daily acted on as a matter of course by a large number of British – I won’t say English – people living together. Not merely honesty, culture, manners, practical socialism but real life: with passion and tenderness and comradeship and heartiness combined. […] We are photographing them as honestly as possible – neither like How Green – too theatrical, or The Grapes of Wrath – too poverty-stricken. 67 His letters would not look out of place as ‘images’ in Pandaemonium itself. In view of his lifelong preoccupations, Cwmgiedd emerges as a

in British art cinema
Jonathan Rayner
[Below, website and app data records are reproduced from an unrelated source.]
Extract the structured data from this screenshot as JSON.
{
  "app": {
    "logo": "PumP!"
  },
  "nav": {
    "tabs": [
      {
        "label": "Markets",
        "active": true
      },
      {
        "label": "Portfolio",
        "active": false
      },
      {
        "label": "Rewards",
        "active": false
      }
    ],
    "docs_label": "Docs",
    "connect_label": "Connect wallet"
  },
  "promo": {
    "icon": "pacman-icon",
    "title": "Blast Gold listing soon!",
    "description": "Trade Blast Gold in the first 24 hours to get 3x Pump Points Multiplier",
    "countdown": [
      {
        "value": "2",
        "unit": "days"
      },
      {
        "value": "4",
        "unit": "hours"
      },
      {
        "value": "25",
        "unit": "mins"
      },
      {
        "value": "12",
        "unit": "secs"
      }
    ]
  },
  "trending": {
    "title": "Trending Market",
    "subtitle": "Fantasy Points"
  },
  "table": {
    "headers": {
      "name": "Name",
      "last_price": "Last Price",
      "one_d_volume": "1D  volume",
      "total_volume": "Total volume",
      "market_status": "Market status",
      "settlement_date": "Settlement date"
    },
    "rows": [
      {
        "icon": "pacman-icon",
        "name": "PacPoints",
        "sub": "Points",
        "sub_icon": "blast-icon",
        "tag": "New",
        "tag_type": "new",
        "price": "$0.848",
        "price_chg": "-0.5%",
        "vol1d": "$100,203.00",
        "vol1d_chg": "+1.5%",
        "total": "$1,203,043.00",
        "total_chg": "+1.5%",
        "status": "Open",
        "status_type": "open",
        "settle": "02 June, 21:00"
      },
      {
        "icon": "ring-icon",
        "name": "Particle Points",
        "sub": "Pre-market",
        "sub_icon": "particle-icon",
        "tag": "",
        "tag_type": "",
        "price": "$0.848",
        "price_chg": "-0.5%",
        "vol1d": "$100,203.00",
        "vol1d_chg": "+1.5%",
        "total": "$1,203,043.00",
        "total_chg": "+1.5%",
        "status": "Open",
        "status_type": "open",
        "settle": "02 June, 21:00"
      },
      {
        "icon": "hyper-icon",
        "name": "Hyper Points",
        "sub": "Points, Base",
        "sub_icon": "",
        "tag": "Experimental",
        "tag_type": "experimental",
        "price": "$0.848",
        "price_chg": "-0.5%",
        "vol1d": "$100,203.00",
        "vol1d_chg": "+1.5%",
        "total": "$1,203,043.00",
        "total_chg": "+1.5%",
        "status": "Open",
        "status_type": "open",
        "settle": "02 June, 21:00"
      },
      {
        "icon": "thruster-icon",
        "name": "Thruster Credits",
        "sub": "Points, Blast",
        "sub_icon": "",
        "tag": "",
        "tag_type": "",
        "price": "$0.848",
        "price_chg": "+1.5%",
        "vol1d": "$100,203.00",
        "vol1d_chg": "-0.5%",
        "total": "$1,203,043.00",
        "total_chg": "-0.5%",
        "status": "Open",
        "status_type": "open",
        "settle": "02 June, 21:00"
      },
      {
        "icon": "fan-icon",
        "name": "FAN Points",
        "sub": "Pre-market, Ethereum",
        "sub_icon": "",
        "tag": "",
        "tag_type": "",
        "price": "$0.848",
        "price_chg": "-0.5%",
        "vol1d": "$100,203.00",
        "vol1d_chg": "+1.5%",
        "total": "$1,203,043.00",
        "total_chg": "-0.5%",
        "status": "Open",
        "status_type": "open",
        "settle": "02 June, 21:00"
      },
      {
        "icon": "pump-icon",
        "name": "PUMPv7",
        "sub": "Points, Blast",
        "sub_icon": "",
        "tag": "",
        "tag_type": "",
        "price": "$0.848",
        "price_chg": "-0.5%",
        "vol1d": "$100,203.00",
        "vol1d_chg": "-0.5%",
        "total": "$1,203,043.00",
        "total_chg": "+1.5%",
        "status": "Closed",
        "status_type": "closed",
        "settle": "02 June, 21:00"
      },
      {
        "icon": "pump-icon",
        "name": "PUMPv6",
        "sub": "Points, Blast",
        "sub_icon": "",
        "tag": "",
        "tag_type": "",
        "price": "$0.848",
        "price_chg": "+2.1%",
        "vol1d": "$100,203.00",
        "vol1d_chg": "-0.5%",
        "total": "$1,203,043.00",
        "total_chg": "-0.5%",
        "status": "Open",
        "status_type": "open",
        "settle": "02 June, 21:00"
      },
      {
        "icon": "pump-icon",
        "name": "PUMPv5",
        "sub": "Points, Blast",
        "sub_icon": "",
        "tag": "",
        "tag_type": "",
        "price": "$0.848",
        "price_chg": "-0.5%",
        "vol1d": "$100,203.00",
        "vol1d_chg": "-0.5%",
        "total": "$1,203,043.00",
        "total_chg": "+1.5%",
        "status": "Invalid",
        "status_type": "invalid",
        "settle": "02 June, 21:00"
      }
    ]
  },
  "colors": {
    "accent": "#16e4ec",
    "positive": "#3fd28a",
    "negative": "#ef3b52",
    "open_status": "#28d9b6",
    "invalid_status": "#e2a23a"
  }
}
with the last, the encounter with the American destroyer revives these qualities, the American captain offering a salute which he returns, and helping him to bring a fatally injured shipmate off the submarine before it sinks. The captains’ kinship on the quarterdeck of a rescue ship produces another anomaly in comparison with previous examples: the loss of both ships appears beneficial rather than traumatic, in facilitating the recognition and comradeship between adversaries. Conclusion Once the war was over, the war film tended to slide in social significance from a

in The naval war film